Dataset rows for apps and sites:
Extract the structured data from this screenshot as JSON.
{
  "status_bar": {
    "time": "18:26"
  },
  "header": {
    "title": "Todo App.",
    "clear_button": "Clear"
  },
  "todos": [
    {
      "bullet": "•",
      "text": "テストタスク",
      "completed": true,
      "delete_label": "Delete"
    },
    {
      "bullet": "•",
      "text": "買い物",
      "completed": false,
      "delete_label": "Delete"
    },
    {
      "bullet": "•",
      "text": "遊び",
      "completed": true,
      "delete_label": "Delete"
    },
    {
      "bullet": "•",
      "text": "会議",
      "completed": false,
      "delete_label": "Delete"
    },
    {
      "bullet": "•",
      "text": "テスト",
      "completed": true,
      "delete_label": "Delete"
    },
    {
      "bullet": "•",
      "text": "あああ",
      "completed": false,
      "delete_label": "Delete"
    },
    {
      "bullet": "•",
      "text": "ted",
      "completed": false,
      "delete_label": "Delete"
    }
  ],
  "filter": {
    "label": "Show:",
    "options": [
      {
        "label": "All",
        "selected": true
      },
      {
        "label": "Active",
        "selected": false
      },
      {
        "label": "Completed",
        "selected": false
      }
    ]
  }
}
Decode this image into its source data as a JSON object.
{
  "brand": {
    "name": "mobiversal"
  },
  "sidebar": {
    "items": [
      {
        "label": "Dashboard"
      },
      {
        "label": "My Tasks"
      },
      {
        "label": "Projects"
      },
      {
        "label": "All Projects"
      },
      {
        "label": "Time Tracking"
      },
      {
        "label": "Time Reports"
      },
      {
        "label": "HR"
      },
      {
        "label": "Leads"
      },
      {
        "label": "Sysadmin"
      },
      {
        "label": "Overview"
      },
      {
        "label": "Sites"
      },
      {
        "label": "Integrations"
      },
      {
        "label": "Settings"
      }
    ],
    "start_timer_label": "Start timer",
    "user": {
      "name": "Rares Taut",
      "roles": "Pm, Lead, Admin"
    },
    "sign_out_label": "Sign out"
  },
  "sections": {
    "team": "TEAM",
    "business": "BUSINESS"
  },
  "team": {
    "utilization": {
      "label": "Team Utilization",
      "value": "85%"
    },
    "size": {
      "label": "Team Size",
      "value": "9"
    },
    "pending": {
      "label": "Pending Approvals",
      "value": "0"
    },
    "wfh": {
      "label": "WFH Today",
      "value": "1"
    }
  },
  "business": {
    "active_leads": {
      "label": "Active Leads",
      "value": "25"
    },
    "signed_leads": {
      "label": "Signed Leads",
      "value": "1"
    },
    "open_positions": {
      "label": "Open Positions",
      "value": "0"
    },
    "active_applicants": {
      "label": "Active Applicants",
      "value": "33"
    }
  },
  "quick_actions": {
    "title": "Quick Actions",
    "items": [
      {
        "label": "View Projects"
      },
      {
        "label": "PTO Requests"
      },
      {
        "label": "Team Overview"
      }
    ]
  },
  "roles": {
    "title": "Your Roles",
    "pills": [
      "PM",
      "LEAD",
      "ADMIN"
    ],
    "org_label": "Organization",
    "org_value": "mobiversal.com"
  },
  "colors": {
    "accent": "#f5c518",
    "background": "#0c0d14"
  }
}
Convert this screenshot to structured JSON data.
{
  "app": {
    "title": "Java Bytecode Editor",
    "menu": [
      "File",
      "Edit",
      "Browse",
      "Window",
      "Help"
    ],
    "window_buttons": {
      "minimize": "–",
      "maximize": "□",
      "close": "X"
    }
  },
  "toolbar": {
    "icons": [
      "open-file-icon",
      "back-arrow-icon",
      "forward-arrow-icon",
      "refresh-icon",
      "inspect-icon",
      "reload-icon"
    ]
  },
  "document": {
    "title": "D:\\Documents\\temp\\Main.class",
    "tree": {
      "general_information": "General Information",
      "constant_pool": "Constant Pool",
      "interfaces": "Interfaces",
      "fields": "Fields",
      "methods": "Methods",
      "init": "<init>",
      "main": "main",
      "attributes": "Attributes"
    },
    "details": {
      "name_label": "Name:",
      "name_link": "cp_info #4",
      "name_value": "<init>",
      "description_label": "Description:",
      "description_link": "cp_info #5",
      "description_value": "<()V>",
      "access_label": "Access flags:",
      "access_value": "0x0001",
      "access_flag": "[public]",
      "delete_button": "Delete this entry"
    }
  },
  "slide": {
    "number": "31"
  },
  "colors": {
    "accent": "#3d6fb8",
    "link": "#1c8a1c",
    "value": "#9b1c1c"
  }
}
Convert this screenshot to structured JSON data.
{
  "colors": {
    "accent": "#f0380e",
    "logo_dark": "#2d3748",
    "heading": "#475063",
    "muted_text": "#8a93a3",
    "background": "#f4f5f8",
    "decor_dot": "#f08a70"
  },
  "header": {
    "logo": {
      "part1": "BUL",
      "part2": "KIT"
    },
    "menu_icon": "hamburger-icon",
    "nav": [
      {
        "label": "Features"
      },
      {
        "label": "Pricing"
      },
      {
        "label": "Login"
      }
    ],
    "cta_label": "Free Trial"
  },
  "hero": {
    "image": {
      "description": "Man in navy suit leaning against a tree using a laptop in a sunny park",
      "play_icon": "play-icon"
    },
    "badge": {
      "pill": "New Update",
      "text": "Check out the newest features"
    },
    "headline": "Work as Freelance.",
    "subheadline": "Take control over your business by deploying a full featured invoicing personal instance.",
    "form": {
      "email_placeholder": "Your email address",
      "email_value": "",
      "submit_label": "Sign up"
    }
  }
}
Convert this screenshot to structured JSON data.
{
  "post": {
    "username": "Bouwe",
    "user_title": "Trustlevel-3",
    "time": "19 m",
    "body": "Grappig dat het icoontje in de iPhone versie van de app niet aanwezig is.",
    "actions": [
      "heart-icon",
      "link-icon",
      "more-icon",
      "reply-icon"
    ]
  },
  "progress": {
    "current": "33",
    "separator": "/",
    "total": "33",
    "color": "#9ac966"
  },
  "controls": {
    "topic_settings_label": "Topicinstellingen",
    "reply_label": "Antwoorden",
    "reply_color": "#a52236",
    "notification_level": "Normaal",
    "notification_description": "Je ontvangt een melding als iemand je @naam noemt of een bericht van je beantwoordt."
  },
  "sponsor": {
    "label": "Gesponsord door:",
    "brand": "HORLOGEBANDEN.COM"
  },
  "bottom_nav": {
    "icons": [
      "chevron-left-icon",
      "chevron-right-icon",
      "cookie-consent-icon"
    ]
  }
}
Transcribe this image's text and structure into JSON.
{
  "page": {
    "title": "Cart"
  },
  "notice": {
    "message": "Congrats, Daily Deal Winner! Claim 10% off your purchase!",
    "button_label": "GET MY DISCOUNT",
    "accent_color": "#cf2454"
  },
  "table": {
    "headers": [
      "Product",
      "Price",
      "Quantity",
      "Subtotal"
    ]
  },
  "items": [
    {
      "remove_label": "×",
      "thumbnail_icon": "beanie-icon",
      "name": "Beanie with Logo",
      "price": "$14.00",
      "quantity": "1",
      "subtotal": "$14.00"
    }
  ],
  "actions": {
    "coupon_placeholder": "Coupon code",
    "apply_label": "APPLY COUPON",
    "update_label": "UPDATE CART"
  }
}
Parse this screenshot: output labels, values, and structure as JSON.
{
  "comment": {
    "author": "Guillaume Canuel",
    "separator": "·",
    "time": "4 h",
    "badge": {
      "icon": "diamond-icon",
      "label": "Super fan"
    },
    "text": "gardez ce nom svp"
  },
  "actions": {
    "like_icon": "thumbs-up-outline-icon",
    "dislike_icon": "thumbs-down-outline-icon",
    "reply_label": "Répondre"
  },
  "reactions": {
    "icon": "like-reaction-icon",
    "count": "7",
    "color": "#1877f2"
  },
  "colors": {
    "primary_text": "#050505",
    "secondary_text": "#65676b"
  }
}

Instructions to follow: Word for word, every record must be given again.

Completed exercise:
Extract the structured data from this screenshot as JSON.
{
  "status_bar": {
    "time": "18:26"
  },
  "header": {
    "title": "Todo App.",
    "clear_button": "Clear"
  },
  "todos": [
    {
      "bullet": "•",
      "text": "テストタスク",
      "completed": true,
      "delete_label": "Delete"
    },
    {
      "bullet": "•",
      "text": "買い物",
      "completed": false,
      "delete_label": "Delete"
    },
    {
      "bullet": "•",
      "text": "遊び",
      "completed": true,
      "delete_label": "Delete"
    },
    {
      "bullet": "•",
      "text": "会議",
      "completed": false,
      "delete_label": "Delete"
    },
    {
      "bullet": "•",
      "text": "テスト",
      "completed": true,
      "delete_label": "Delete"
    },
    {
      "bullet": "•",
      "text": "あああ",
      "completed": false,
      "delete_label": "Delete"
    },
    {
      "bullet": "•",
      "text": "ted",
      "completed": false,
      "delete_label": "Delete"
    }
  ],
  "filter": {
    "label": "Show:",
    "options": [
      {
        "label": "All",
        "selected": true
      },
      {
        "label": "Active",
        "selected": false
      },
      {
        "label": "Completed",
        "selected": false
      }
    ]
  }
}
Decode this image into its source data as a JSON object.
{
  "brand": {
    "name": "mobiversal"
  },
  "sidebar": {
    "items": [
      {
        "label": "Dashboard"
      },
      {
        "label": "My Tasks"
      },
      {
        "label": "Projects"
      },
      {
        "label": "All Projects"
      },
      {
        "label": "Time Tracking"
      },
      {
        "label": "Time Reports"
      },
      {
        "label": "HR"
      },
      {
        "label": "Leads"
      },
      {
        "label": "Sysadmin"
      },
      {
        "label": "Overview"
      },
      {
        "label": "Sites"
      },
      {
        "label": "Integrations"
      },
      {
        "label": "Settings"
      }
    ],
    "start_timer_label": "Start timer",
    "user": {
      "name": "Rares Taut",
      "roles": "Pm, Lead, Admin"
    },
    "sign_out_label": "Sign out"
  },
  "sections": {
    "team": "TEAM",
    "business": "BUSINESS"
  },
  "team": {
    "utilization": {
      "label": "Team Utilization",
      "value": "85%"
    },
    "size": {
      "label": "Team Size",
      "value": "9"
    },
    "pending": {
      "label": "Pending Approvals",
      "value": "0"
    },
    "wfh": {
      "label": "WFH Today",
      "value": "1"
    }
  },
  "business": {
    "active_leads": {
      "label": "Active Leads",
      "value": "25"
    },
    "signed_leads": {
      "label": "Signed Leads",
      "value": "1"
    },
    "open_positions": {
      "label": "Open Positions",
      "value": "0"
    },
    "active_applicants": {
      "label": "Active Applicants",
      "value": "33"
    }
  },
  "quick_actions": {
    "title": "Quick Actions",
    "items": [
      {
        "label": "View Projects"
      },
      {
        "label": "PTO Requests"
      },
      {
        "label": "Team Overview"
      }
    ]
  },
  "roles": {
    "title": "Your Roles",
    "pills": [
      "PM",
      "LEAD",
      "ADMIN"
    ],
    "org_label": "Organization",
    "org_value": "mobiversal.com"
  },
  "colors": {
    "accent": "#f5c518",
    "background": "#0c0d14"
  }
}
Convert this screenshot to structured JSON data.
{
  "app": {
    "title": "Java Bytecode Editor",
    "menu": [
      "File",
      "Edit",
      "Browse",
      "Window",
      "Help"
    ],
    "window_buttons": {
      "minimize": "–",
      "maximize": "□",
      "close": "X"
    }
  },
  "toolbar": {
    "icons": [
      "open-file-icon",
      "back-arrow-icon",
      "forward-arrow-icon",
      "refresh-icon",
      "inspect-icon",
      "reload-icon"
    ]
  },
  "document": {
    "title": "D:\\Documents\\temp\\Main.class",
    "tree": {
      "general_information": "General Information",
      "constant_pool": "Constant Pool",
      "interfaces": "Interfaces",
      "fields": "Fields",
      "methods": "Methods",
      "init": "<init>",
      "main": "main",
      "attributes": "Attributes"
    },
    "details": {
      "name_label": "Name:",
      "name_link": "cp_info #4",
      "name_value": "<init>",
      "description_label": "Description:",
      "description_link": "cp_info #5",
      "description_value": "<()V>",
      "access_label": "Access flags:",
      "access_value": "0x0001",
      "access_flag": "[public]",
      "delete_button": "Delete this entry"
    }
  },
  "slide": {
    "number": "31"
  },
  "colors": {
    "accent": "#3d6fb8",
    "link": "#1c8a1c",
    "value": "#9b1c1c"
  }
}
Convert this screenshot to structured JSON data.
{
  "colors": {
    "accent": "#f0380e",
    "logo_dark": "#2d3748",
    "heading": "#475063",
    "muted_text": "#8a93a3",
    "background": "#f4f5f8",
    "decor_dot": "#f08a70"
  },
  "header": {
    "logo": {
      "part1": "BUL",
      "part2": "KIT"
    },
    "menu_icon": "hamburger-icon",
    "nav": [
      {
        "label": "Features"
      },
      {
        "label": "Pricing"
      },
      {
        "label": "Login"
      }
    ],
    "cta_label": "Free Trial"
  },
  "hero": {
    "image": {
      "description": "Man in navy suit leaning against a tree using a laptop in a sunny park",
      "play_icon": "play-icon"
    },
    "badge": {
      "pill": "New Update",
      "text": "Check out the newest features"
    },
    "headline": "Work as Freelance.",
    "subheadline": "Take control over your business by deploying a full featured invoicing personal instance.",
    "form": {
      "email_placeholder": "Your email address",
      "email_value": "",
      "submit_label": "Sign up"
    }
  }
}
Convert this screenshot to structured JSON data.
{
  "post": {
    "username": "Bouwe",
    "user_title": "Trustlevel-3",
    "time": "19 m",
    "body": "Grappig dat het icoontje in de iPhone versie van de app niet aanwezig is.",
    "actions": [
      "heart-icon",
      "link-icon",
      "more-icon",
      "reply-icon"
    ]
  },
  "progress": {
    "current": "33",
    "separator": "/",
    "total": "33",
    "color": "#9ac966"
  },
  "controls": {
    "topic_settings_label": "Topicinstellingen",
    "reply_label": "Antwoorden",
    "reply_color": "#a52236",
    "notification_level": "Normaal",
    "notification_description": "Je ontvangt een melding als iemand je @naam noemt of een bericht van je beantwoordt."
  },
  "sponsor": {
    "label": "Gesponsord door:",
    "brand": "HORLOGEBANDEN.COM"
  },
  "bottom_nav": {
    "icons": [
      "chevron-left-icon",
      "chevron-right-icon",
      "cookie-consent-icon"
    ]
  }
}
Transcribe this image's text and structure into JSON.
{
  "page": {
    "title": "Cart"
  },
  "notice": {
    "message": "Congrats, Daily Deal Winner! Claim 10% off your purchase!",
    "button_label": "GET MY DISCOUNT",
    "accent_color": "#cf2454"
  },
  "table": {
    "headers": [
      "Product",
      "Price",
      "Quantity",
      "Subtotal"
    ]
  },
  "items": [
    {
      "remove_label": "×",
      "thumbnail_icon": "beanie-icon",
      "name": "Beanie with Logo",
      "price": "$14.00",
      "quantity": "1",
      "subtotal": "$14.00"
    }
  ],
  "actions": {
    "coupon_placeholder": "Coupon code",
    "apply_label": "APPLY COUPON",
    "update_label": "UPDATE CART"
  }
}
Parse this screenshot: output labels, values, and structure as JSON.
{
  "comment": {
    "author": "Guillaume Canuel",
    "separator": "·",
    "time": "4 h",
    "badge": {
      "icon": "diamond-icon",
      "label": "Super fan"
    },
    "text": "gardez ce nom svp"
  },
  "actions": {
    "like_icon": "thumbs-up-outline-icon",
    "dislike_icon": "thumbs-down-outline-icon",
    "reply_label": "Répondre"
  },
  "reactions": {
    "icon": "like-reaction-icon",
    "count": "7",
    "color": "#1877f2"
  },
  "colors": {
    "primary_text": "#050505",
    "secondary_text": "#65676b"
  }
}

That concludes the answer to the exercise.